Problem statement:
Copy every line from the records below that holds the word "next".

◆ ◆ ◆ ◆ ◆ ◆ ◆

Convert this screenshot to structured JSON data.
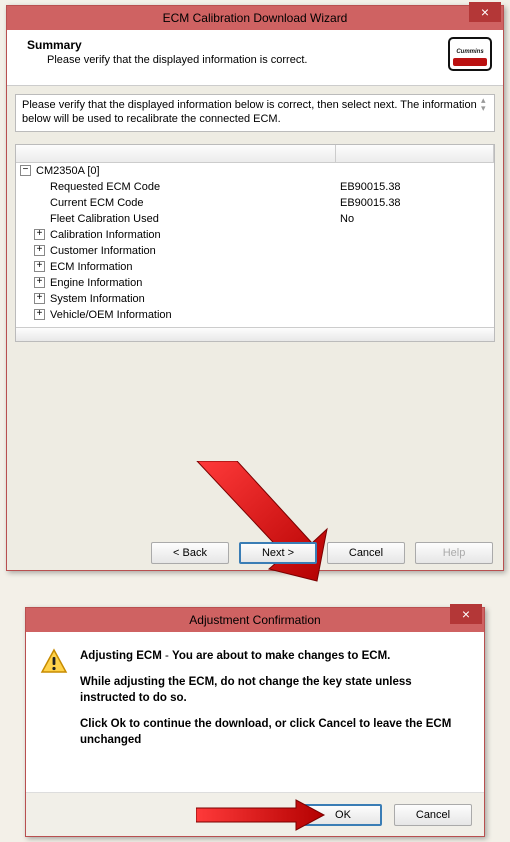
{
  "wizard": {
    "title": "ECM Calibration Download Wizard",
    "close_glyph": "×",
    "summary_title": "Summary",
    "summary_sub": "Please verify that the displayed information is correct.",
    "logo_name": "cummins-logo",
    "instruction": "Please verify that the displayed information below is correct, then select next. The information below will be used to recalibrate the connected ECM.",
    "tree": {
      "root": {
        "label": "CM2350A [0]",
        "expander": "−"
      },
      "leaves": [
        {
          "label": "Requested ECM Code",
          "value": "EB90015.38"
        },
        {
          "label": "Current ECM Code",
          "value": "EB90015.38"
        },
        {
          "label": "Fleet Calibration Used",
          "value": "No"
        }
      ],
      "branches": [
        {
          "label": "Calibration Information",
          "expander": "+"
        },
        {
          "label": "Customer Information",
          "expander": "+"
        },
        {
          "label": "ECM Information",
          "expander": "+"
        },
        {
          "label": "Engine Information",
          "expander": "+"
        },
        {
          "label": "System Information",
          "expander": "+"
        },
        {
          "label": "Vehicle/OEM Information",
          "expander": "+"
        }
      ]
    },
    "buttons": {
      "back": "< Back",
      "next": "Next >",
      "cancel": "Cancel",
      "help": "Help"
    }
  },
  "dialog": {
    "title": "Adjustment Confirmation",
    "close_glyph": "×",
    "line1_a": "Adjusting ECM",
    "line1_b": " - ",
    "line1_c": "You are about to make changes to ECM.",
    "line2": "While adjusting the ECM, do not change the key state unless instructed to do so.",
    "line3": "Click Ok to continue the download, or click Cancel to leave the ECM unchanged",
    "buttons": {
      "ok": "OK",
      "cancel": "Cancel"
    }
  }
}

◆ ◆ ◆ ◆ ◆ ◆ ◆

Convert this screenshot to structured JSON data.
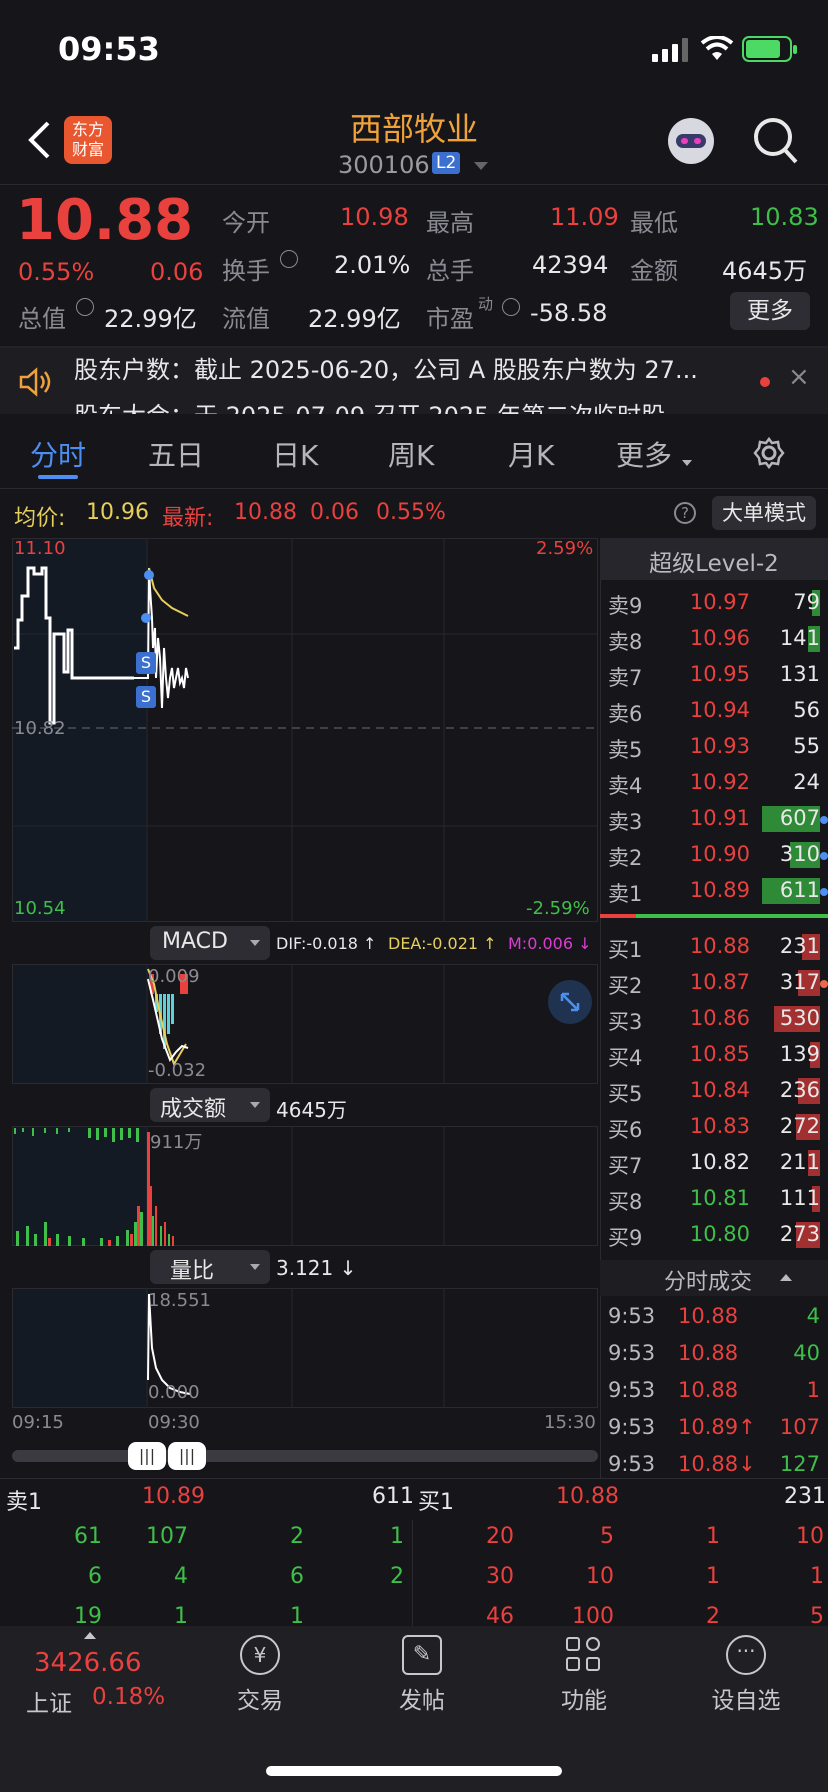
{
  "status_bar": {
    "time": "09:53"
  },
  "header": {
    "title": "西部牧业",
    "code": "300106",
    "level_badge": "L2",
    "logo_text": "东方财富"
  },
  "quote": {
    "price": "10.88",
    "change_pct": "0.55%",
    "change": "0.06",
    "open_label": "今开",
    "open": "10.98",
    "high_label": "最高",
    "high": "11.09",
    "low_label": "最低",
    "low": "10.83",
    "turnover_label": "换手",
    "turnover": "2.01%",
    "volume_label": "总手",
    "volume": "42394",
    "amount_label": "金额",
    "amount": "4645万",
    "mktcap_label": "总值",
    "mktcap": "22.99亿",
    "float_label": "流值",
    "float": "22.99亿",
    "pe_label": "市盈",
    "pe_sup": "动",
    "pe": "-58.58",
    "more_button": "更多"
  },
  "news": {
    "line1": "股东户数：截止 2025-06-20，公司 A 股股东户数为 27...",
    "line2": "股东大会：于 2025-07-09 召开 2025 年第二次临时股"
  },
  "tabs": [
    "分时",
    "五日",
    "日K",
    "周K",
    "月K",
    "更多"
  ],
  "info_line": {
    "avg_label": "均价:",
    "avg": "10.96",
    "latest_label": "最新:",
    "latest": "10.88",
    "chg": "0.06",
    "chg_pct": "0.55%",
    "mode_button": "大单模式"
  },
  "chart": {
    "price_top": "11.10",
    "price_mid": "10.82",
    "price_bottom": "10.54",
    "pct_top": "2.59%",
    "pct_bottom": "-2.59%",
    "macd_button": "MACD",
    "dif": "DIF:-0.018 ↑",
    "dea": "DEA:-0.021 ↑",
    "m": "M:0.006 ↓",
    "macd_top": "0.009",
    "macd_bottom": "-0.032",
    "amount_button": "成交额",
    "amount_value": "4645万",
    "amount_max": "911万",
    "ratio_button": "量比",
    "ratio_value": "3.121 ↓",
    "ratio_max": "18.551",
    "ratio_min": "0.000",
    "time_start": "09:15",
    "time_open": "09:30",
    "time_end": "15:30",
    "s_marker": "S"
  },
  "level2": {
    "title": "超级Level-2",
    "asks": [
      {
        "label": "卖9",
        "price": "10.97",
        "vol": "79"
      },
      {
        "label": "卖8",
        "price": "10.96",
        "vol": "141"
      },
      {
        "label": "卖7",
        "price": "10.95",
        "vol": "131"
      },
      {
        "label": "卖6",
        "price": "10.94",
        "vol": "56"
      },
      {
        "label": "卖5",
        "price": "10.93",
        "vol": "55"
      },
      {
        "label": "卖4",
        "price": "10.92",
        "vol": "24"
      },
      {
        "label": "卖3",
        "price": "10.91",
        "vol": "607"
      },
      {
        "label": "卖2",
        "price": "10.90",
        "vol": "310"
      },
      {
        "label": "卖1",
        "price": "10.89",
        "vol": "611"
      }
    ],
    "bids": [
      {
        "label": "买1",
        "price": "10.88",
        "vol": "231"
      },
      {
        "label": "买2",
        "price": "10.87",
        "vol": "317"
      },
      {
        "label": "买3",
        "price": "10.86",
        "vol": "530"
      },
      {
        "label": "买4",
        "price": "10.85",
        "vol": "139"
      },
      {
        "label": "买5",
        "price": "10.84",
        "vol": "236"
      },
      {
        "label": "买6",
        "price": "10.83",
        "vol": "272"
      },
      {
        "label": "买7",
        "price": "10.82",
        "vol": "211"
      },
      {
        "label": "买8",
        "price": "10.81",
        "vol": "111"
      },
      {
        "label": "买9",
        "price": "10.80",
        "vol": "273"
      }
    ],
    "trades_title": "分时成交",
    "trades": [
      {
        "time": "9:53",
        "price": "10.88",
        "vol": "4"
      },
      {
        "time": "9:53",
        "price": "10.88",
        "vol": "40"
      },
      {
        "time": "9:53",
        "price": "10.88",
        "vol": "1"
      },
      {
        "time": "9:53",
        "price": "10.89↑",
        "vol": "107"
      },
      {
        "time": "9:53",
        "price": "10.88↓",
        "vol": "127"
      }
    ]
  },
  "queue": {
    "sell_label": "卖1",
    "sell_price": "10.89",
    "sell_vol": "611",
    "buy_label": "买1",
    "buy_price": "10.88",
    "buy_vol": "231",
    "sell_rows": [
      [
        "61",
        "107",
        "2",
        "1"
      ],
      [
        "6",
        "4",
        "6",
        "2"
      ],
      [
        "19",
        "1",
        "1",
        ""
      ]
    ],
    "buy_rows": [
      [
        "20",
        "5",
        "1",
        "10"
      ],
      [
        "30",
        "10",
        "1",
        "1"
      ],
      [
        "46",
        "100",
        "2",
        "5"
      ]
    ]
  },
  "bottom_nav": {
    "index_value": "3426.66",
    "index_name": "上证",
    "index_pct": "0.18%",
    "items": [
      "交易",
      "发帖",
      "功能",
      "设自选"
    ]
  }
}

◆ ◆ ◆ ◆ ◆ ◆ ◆

Task result:
    "instruction": "Please verify that the displayed information below is correct, then select next. The information below will be used to recalibrate the connected ECM.",
      "next": "Next >",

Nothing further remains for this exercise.